OM: Diesel the only choice for me - that reassuring rumble just speaks of a burly-shouldered car ready to tackle anything. As for the rest of it, it’s eminently fit for purpose in the modern world and brilliantly fulfils the role Land Rover envisaged for it. However, it’s not a tool any more and that means in years to come it will never resonate in the same way as the original. What it needs is a showcase, a new global challenge in the mould of the old G4/Transworld expeditions.
RH: But would it make it? Because it pains me to say this, but our time has ended a bit abruptly due to some, erm, technical faults. Which, I might add, happened after I handed the car to you. The only issue I had was self-inflicted but I ultimately pin down to a design fault. When I decided to go all Red Cross and save people from a flash flood in Devon (this is the kind of ambition that the Defender fuels) I headbutted a rather impressive amount of water which came back over the bonnet and ripped the optional front bumper off. That was fine, as once the water had subsided a few hours later, I recovered the bumper and just popped it back on. But that’s when I realised it’d taken all the parking sensors and camera wiring with it. So they had to be reattached. Oops. But as for the water sloshing in the sills, aircon packing up, power loss, coolant leaks, terminal electrical failure – you’ll need to fill me in on those. And have I missed anything?
OM: Don’t think so! I do need to reflect on a couple of those. The aircon issue was down to a missed step in the PDI (Pre-Delivery Inspection), and the power loss was due to a little hose that came adrift from the air intake, so the engine management was seeing ambient pressure, not airbox pressure and getting confused.
RH: But the hose was just pushed on - it should have been attached better.
OM: It should. I think a lot of the niggles were down to development not being rigorous enough. The one I do want to touch on was the most recent: the electrical gremlins that shorted out the system and stopped it starting. That was probably my fault.
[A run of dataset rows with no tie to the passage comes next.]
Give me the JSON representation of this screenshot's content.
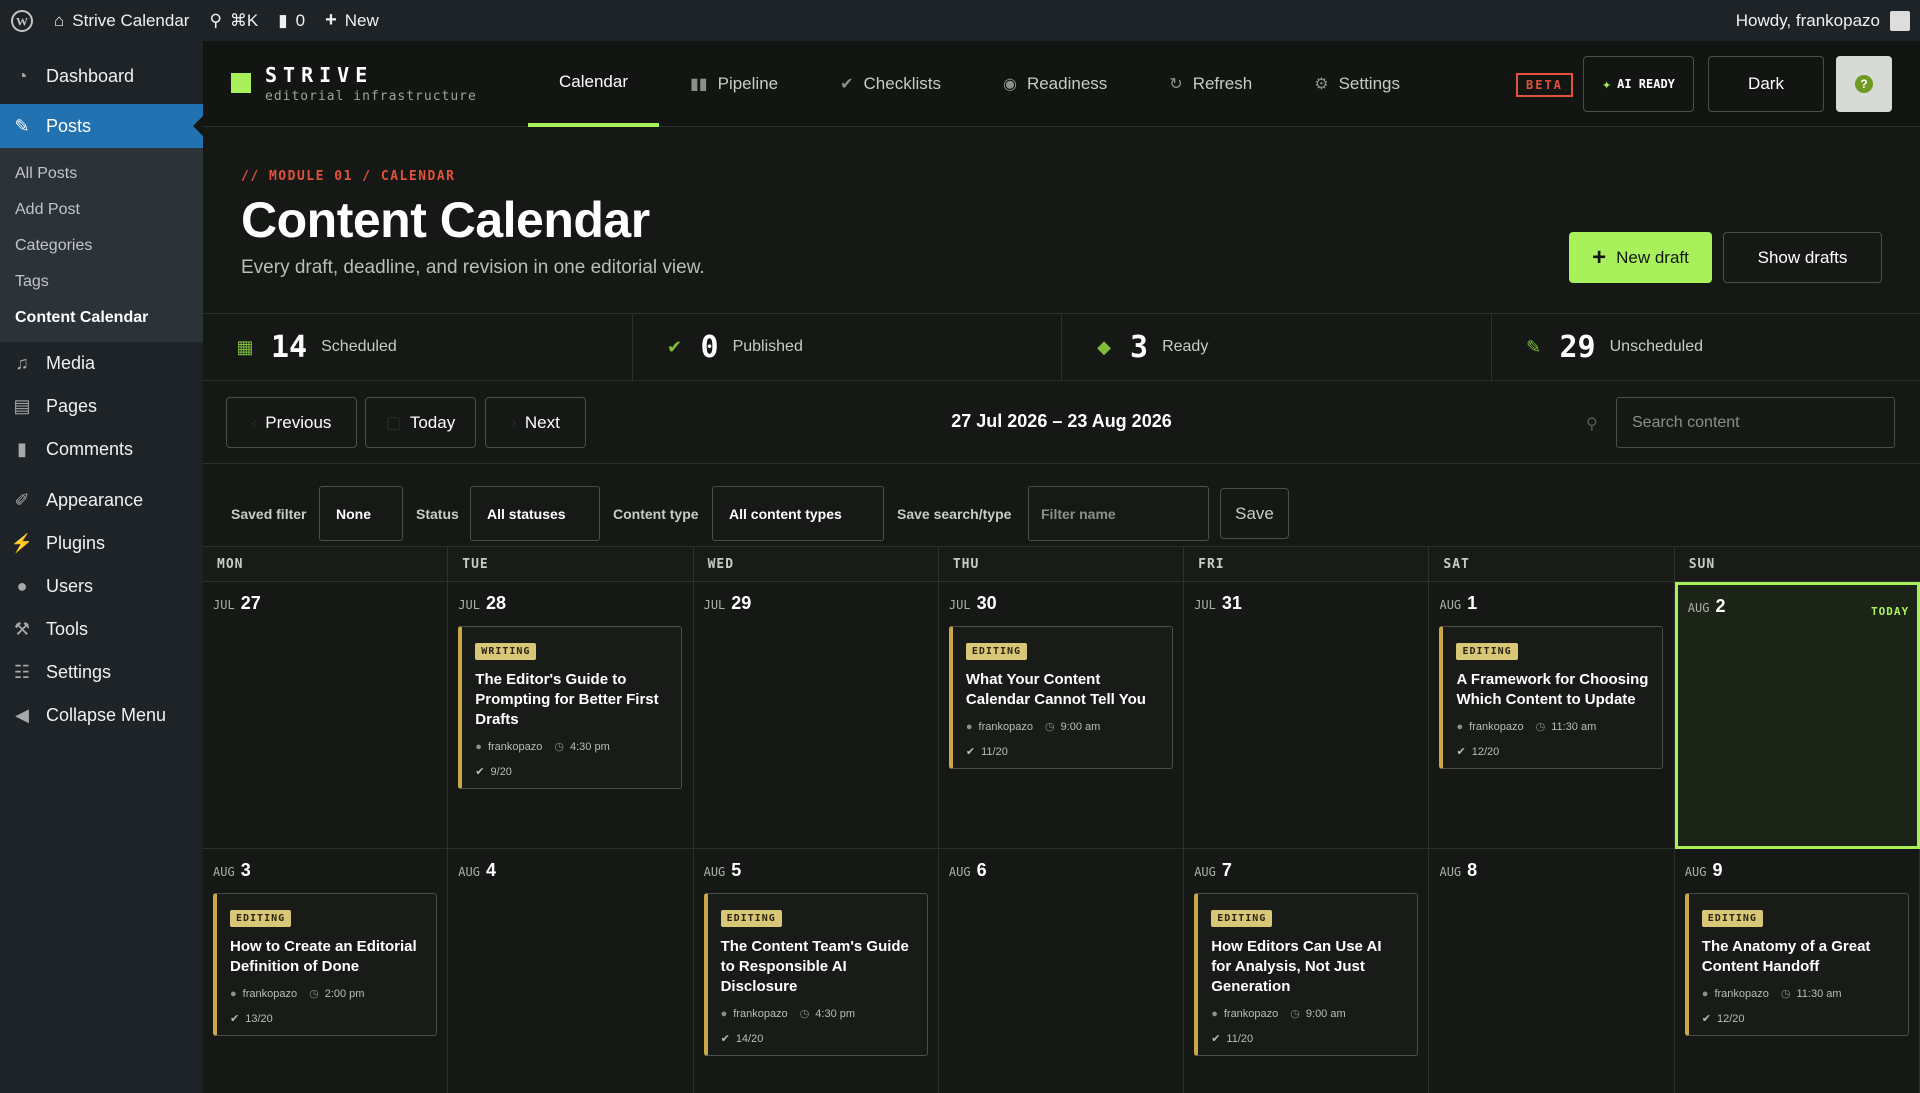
{
  "adminbar": {
    "site_name": "Strive Calendar",
    "search_shortcut": "⌘K",
    "comments_count": "0",
    "new_label": "New",
    "howdy": "Howdy, frankopazo"
  },
  "sidebar": {
    "items": [
      {
        "label": "Dashboard",
        "icon": "dashboard-icon"
      },
      {
        "label": "Posts",
        "icon": "pin-icon"
      },
      {
        "label": "Media",
        "icon": "media-icon"
      },
      {
        "label": "Pages",
        "icon": "pages-icon"
      },
      {
        "label": "Comments",
        "icon": "comments-icon"
      },
      {
        "label": "Appearance",
        "icon": "brush-icon"
      },
      {
        "label": "Plugins",
        "icon": "plugin-icon"
      },
      {
        "label": "Users",
        "icon": "users-icon"
      },
      {
        "label": "Tools",
        "icon": "wrench-icon"
      },
      {
        "label": "Settings",
        "icon": "settings-icon"
      },
      {
        "label": "Collapse Menu",
        "icon": "collapse-icon"
      }
    ],
    "posts_sub": [
      "All Posts",
      "Add Post",
      "Categories",
      "Tags",
      "Content Calendar"
    ]
  },
  "brand": {
    "name": "STRIVE",
    "tagline": "editorial infrastructure"
  },
  "tabs": [
    {
      "label": "Calendar"
    },
    {
      "label": "Pipeline"
    },
    {
      "label": "Checklists"
    },
    {
      "label": "Readiness"
    },
    {
      "label": "Refresh"
    },
    {
      "label": "Settings"
    }
  ],
  "header_buttons": {
    "beta": "BETA",
    "ai_ready": "AI READY",
    "theme": "Dark",
    "help": "?"
  },
  "page": {
    "module": "// MODULE 01 / CALENDAR",
    "title": "Content Calendar",
    "subtitle": "Every draft, deadline, and revision in one editorial view.",
    "new_draft": "New draft",
    "show_drafts": "Show drafts"
  },
  "stats": [
    {
      "value": "14",
      "label": "Scheduled"
    },
    {
      "value": "0",
      "label": "Published"
    },
    {
      "value": "3",
      "label": "Ready"
    },
    {
      "value": "29",
      "label": "Unscheduled"
    }
  ],
  "nav": {
    "previous": "Previous",
    "today": "Today",
    "next": "Next",
    "range": "27 Jul 2026 – 23 Aug 2026",
    "search_placeholder": "Search content"
  },
  "filters": {
    "saved_filter_label": "Saved filter",
    "saved_filter_value": "None",
    "status_label": "Status",
    "status_value": "All statuses",
    "type_label": "Content type",
    "type_value": "All content types",
    "save_search_label": "Save search/type",
    "filter_name_placeholder": "Filter name",
    "save": "Save"
  },
  "calendar": {
    "weekdays": [
      "MON",
      "TUE",
      "WED",
      "THU",
      "FRI",
      "SAT",
      "SUN"
    ],
    "today_label": "TODAY",
    "weeks": [
      [
        {
          "month": "JUL",
          "day": "27"
        },
        {
          "month": "JUL",
          "day": "28",
          "card": {
            "status": "WRITING",
            "title": "The Editor's Guide to Prompting for Better First Drafts",
            "author": "frankopazo",
            "time": "4:30 pm",
            "score": "9/20"
          }
        },
        {
          "month": "JUL",
          "day": "29"
        },
        {
          "month": "JUL",
          "day": "30",
          "card": {
            "status": "EDITING",
            "title": "What Your Content Calendar Cannot Tell You",
            "author": "frankopazo",
            "time": "9:00 am",
            "score": "11/20"
          }
        },
        {
          "month": "JUL",
          "day": "31"
        },
        {
          "month": "AUG",
          "day": "1",
          "card": {
            "status": "EDITING",
            "title": "A Framework for Choosing Which Content to Update",
            "author": "frankopazo",
            "time": "11:30 am",
            "score": "12/20"
          }
        },
        {
          "month": "AUG",
          "day": "2",
          "today": true
        }
      ],
      [
        {
          "month": "AUG",
          "day": "3",
          "card": {
            "status": "EDITING",
            "title": "How to Create an Editorial Definition of Done",
            "author": "frankopazo",
            "time": "2:00 pm",
            "score": "13/20"
          }
        },
        {
          "month": "AUG",
          "day": "4"
        },
        {
          "month": "AUG",
          "day": "5",
          "card": {
            "status": "EDITING",
            "title": "The Content Team's Guide to Responsible AI Disclosure",
            "author": "frankopazo",
            "time": "4:30 pm",
            "score": "14/20"
          }
        },
        {
          "month": "AUG",
          "day": "6"
        },
        {
          "month": "AUG",
          "day": "7",
          "card": {
            "status": "EDITING",
            "title": "How Editors Can Use AI for Analysis, Not Just Generation",
            "author": "frankopazo",
            "time": "9:00 am",
            "score": "11/20"
          }
        },
        {
          "month": "AUG",
          "day": "8"
        },
        {
          "month": "AUG",
          "day": "9",
          "card": {
            "status": "EDITING",
            "title": "The Anatomy of a Great Content Handoff",
            "author": "frankopazo",
            "time": "11:30 am",
            "score": "12/20"
          }
        }
      ]
    ]
  },
  "colors": {
    "accent": "#a8f15a",
    "beta": "#e0523b",
    "card_border": "#c9a646",
    "wp_blue": "#2271b1"
  }
}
OM: Remember my makeshift fix for the snorkel when the single clip that holds it to the A-pillar broke? I basically reattached it with tie-wraps and sticky pads. I was quite pleased with myself, but didn’t seal the hole where the broken clip had been. Land Rover reckons that water trickled down inside of the A-pillar, and got into the electrics. I mean, maybe it did, but even so I’d have imagined everything would have been sealed better. One broken clip on an already vulnerable snorkel and the whole car shorts out? Not good. Look, there’s not another off-roader to touch it, it’s a genuine 4x4 and stands above every SUV, but I’d live in fear of the warranty running out. Between us all we did over 14,000 miles in this D250, and shadowing every single one of them was a niggling fear that something would go wrong. We’re car enthusiasts, we love the product, we understand it and found ways to cope with most of the issues. But most owners aren’t like us. They won’t forgive and forget. And yet despite all that, I’d still have one. It’s the only 4x4 on sale today that actually deserves the tag.
RH: Until the Grenadier comes along. But I know what you mean, the Defender has personality and that’s such a rare commodity these days. I actually preferred it to the Bentley Bentayga I ran for three months this summer. Yes, the Defender doesn’t have any posh wood veneers but it felt more luxurious at times. It was more comfortable and relatable. It also fed you spoonfuls of ambition and became a mate. Plus, with trick diffs, a 900mm wading depth and plenty of ground clearance, it allowed you to go anywhere – which is the real luxury.
OM: Because it’s rougher and tougher and that fit-for-purpose vibe matters more to you and I than luxury. I think it’s the best car Land Rover makes.
RH: I think it’s better than that. I think it’s one of the best cars in the last decade. And one I’m desperate to own. Well, if they sort out the reliability issues. It’s all I – and a lot of the motoring population – would ever need.